French Quarter: 721 Burgundy
A tease line on the front cover of the first edition of “The Underground Gourmet” said that a good meal revealed in its pages could be had for twenty-seven cents. I burrowed through the book and found the source of this “best underground meal in town” to be Buster Holmes, on the corner of Orleans and Burgundy.
In this, and in several other reviews, Collin made the most audacious recommendation in his very bold book. He said that white people were missing out on some great, essential Creole food if they failed to dine in restaurants owned by African-Americans, in black neighborhoods, with dining rooms full of black people.
Though I was still in my teens, most of my life had been spent in segregated society. I remember complete racial segregation–separate bathrooms, separate parts of the bus, and that kind of stuff. No African-American kid shared any of my classrooms–not even in my first school, St. Augustine, founded by free people of color, in a well-mixed neighborhood–until I reached high school.
But 1970 was a liberal-minded time. Even Nixon now seems liberal, compared with today’s conservatives. And black culture, then as now, was very cool among young white people. One of my English courses covered African-American writing exclusively, even though it was billed as a generic American-literature class. Which seemed like a good idea to us. It goes without saying that we all listened to black music. As Collin said in one of the history courses I took with him, “Why would anyone listen to Perry Como when you can listen to Aretha Franklin?”
Still, going to a black restaurant was a step over the line for most whites. It was one thing for black people to enter white institutions. It was quite another to reverse the process.
So it was exciting. And we white boys showed our excitement. Probably a little too much. I suspect we came across as patronizing. We made an absurd show of delight over food that was actually very familiar to us. After all, Creole cooking–although it’s usually credited to the French and Spanish colonizers of New Orleans–received most of its inspiration from the Africans who cooked it.
The part of the French Quarter along Burgundy Street was still largely a black neighborhood in the 1970s, as it had been for most of the century. It was where a lot of old jazz musicians had lived, and it had a sense of community. The Morning Star Baptist Church, one of the city’s best-known centers of gospel singing, was a centerpiece. So was Buster Holmes Restaurant.

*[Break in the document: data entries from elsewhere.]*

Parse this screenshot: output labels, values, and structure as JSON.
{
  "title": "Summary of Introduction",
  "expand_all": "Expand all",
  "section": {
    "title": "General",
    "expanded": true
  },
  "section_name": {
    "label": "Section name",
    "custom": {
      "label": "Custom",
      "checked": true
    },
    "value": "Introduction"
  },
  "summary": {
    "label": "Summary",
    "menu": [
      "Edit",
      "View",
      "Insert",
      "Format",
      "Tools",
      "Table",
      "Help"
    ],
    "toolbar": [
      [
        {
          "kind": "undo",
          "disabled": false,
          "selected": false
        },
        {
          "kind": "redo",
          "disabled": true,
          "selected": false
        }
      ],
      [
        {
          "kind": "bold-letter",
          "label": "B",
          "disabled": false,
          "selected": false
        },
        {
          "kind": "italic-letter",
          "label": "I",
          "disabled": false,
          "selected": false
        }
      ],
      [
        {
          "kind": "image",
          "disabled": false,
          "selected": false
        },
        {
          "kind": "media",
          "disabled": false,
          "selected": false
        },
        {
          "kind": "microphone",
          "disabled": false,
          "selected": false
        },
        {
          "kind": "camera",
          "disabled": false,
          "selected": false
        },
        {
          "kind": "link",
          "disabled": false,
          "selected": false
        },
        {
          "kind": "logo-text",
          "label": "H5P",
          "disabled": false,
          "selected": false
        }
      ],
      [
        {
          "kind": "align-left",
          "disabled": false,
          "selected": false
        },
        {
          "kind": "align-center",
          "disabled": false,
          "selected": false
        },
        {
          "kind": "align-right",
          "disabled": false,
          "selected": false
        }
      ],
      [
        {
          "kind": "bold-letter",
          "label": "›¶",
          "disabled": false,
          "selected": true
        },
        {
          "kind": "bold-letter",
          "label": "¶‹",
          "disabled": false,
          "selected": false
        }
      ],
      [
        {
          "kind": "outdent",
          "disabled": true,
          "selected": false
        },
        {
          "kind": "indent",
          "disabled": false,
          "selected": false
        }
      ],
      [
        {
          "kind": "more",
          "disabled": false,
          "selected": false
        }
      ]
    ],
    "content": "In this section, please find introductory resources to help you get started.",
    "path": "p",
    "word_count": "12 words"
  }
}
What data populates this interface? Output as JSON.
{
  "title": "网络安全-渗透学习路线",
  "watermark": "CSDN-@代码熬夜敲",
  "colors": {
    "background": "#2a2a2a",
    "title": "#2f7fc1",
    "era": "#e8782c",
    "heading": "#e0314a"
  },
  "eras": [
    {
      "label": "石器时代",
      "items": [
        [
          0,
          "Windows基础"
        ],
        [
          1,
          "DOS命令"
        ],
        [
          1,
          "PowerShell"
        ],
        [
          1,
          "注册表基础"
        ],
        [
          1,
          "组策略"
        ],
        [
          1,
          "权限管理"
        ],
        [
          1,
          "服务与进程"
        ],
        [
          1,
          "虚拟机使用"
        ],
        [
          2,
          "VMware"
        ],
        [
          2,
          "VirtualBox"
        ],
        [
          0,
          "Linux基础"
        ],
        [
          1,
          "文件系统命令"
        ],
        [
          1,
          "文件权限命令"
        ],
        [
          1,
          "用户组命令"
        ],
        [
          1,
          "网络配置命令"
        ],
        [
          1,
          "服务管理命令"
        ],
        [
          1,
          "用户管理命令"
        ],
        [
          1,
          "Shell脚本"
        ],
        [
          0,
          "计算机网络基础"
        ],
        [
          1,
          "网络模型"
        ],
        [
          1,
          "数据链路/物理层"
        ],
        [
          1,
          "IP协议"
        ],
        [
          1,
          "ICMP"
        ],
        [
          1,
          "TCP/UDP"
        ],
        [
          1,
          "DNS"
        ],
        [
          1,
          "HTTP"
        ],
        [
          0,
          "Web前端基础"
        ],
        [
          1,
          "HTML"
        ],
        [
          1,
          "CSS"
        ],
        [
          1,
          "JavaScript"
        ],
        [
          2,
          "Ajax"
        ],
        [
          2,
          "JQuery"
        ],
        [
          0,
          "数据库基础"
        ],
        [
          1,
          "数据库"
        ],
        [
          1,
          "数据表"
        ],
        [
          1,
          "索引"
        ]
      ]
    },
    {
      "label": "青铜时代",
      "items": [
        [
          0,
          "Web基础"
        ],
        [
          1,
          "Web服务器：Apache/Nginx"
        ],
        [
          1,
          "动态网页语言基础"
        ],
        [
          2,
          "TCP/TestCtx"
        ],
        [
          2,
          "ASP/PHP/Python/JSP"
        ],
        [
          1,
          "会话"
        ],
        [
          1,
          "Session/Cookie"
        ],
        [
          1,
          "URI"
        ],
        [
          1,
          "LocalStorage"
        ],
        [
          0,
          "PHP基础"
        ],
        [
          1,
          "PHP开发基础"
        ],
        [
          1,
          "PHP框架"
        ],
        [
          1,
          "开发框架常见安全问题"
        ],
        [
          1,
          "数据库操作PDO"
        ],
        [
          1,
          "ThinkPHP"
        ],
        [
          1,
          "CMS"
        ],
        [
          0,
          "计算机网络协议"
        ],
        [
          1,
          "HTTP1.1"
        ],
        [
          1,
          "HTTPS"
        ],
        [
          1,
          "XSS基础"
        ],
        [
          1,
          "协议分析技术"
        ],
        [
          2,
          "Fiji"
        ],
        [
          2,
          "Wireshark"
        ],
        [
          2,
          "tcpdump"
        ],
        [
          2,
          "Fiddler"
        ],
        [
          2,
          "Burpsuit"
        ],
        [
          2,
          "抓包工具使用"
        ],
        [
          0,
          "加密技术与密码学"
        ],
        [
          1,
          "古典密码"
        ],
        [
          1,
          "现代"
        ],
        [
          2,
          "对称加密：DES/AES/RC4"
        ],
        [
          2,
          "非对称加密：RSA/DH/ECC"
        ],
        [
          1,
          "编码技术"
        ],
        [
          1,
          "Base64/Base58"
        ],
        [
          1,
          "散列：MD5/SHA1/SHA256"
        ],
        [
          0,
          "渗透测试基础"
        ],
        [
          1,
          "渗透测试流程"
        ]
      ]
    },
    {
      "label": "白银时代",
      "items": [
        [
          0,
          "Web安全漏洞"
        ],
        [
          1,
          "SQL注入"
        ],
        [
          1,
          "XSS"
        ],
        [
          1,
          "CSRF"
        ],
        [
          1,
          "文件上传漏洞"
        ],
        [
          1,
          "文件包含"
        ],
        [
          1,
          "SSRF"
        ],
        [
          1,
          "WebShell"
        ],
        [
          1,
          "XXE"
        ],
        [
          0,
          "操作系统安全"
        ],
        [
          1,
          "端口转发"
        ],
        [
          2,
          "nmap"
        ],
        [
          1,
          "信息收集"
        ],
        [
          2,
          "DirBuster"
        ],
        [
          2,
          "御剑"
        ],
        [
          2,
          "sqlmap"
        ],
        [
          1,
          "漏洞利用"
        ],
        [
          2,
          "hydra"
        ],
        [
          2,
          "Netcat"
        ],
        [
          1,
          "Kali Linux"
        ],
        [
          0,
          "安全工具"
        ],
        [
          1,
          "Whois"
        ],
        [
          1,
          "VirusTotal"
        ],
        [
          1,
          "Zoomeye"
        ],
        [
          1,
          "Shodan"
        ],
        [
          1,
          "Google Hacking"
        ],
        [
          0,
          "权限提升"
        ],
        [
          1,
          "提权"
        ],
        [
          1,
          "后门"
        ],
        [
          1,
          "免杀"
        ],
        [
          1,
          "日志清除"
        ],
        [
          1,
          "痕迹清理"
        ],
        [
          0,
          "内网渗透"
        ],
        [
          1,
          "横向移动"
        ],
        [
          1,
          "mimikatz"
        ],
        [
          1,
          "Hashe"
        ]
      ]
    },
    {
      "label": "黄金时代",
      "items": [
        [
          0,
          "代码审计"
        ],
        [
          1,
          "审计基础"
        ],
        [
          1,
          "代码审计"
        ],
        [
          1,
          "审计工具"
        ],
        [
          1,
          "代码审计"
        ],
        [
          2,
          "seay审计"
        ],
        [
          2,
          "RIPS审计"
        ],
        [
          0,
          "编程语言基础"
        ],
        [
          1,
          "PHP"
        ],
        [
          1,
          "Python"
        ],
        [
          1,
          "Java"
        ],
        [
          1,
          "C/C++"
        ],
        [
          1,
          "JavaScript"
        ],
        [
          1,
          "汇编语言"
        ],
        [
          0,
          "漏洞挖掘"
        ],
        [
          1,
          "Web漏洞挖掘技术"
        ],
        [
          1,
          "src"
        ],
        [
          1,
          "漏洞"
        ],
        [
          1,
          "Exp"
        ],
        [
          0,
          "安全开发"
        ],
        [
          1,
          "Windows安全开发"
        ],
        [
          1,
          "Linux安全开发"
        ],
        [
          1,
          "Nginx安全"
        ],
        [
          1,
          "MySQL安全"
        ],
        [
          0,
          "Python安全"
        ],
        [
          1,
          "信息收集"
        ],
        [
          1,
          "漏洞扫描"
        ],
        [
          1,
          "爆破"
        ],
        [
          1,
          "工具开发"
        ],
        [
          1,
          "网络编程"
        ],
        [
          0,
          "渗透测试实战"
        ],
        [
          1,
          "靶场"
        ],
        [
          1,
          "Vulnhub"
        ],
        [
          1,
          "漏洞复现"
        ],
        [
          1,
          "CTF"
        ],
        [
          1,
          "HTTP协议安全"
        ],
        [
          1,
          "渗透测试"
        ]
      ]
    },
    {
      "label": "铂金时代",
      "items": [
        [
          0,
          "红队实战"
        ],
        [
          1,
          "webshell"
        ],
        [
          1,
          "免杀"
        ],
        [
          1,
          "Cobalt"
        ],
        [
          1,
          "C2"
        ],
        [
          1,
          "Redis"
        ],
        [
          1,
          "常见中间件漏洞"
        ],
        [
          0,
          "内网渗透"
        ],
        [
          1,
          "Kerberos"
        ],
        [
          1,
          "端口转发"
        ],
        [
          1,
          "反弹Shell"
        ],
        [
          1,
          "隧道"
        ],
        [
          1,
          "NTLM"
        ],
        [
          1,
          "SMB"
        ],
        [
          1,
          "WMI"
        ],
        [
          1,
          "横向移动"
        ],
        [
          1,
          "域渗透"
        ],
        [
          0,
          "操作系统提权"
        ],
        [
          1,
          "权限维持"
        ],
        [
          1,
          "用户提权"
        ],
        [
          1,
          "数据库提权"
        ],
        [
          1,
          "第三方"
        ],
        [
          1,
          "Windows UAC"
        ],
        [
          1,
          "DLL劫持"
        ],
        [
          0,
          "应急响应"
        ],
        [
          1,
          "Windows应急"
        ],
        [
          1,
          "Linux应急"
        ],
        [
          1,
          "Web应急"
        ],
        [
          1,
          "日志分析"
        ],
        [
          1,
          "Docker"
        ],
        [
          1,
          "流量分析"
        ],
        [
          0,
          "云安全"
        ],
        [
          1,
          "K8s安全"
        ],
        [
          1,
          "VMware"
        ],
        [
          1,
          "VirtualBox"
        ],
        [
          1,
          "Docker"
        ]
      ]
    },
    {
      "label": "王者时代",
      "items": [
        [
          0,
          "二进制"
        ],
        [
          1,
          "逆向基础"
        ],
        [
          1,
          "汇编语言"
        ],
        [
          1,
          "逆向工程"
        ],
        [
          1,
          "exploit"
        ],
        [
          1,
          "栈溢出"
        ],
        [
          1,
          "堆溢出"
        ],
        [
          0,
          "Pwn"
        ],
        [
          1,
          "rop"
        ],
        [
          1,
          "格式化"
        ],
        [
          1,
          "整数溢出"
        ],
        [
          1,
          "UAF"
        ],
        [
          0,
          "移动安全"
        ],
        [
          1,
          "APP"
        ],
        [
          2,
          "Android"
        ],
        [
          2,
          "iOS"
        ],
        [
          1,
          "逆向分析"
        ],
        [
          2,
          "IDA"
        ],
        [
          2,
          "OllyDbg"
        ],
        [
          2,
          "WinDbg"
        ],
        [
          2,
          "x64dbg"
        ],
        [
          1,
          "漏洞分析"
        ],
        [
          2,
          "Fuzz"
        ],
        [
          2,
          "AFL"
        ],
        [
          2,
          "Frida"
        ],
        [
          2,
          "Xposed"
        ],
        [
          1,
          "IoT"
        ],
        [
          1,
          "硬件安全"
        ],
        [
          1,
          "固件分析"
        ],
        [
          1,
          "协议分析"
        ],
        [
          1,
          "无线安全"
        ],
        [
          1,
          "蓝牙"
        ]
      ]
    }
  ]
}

Buster’s had two dining rooms. The front room had the bar, so it was air-conditioned and had tables. The first time I went, the front room was full, so I went to the back room. This was really the kitchen, with screen doors providing ventilation and a fan blowing the warm air around. I took a stool at the counter and, after a few minutes, a large lady wearing an apron stood opposite me. She turned her eyes to the ceiling and said, as she had to two other customers since my arrival, “We have red beans, butter beans, crowder peas, hot sausage, smoke sausage, chicken, backbone, ham bone, pork chop, turnip greens, spinach, and po-boys.”
I ordered fast, so as not to seem like a fussy white boy. “Butter beans,” I said. She turned around, grabbed a plastic plate like the ones we had in the school cafeteria, and dished up a mountain of rice. Then she ladled up a massive quantity of tan beans–the really big ones, studded with pieces of auburn pickled pork, in a light sauce. She cut six inches off a loaf of poor boy bread and put it in one of the unoccupied pockets of the plate. She stuck a knife in a block of margarine, and scraped it off onto the side of my plate. My order was complete.
The beans were delicious, heartwarming, and familiar in flavor. It was really more than I wanted, but I ate them all anyway. I ate all the bread, and the lady brought me another hunk. I didn’t need any more margarine. I forgot to ask for something to drink, and the lady forgot to ask. I just let myself get thirsty. And I sat there, a long time. Nobody asked me anything. It became clear that many of the customers came in to take a load off for as long as they could, and the ladies working the counter were in no hurry, either.
I stood up and asked how much. “You had the butter beans, right?” said the lady. “Nothing to drink? You didn’t drink anything? Okay. Let’s see. Fifty cent plus tax. . . fifty-two cent.”
I gave her a dollar. “I heard you can eat here for twenty-seven cents,” I asked, smiling.
Her face didn’t change. “Yeah. Some people do that. Butter beans fifty cent.”
“What’s twenty-seven cents?”
“That’s not for you, honey,” she said, her tone turning almost motherly. “That’s for poor people. I know you got fifty cent. Now you come back and get chicken and red beans and spend that whole dollar next time. Okay?”
I was not the only white person at Buster Holmes that day. But it wasn’t long before whites would outnumber blacks. Buster’s pricing system would reveal many tiers, with the same plate of beans costing as much as a dollar fifty if you were a well-dressed white person with an out-of-town way of talking and insisted on eating in the front room.
A floating price system was hardly unique to Buster’s. It was part of his solidity with his community, which he didn’t want to let go even as his new fame began to make him some real money. And to fill his place with tourists.
After that very substantial lunch, I went to work at the Time Saver. I was still full at dinnertime. Not only that, but I was expelling more voluminous zephyrs I’d experienced before or since. I think of that every time I eat butterbeans. Even really good ones.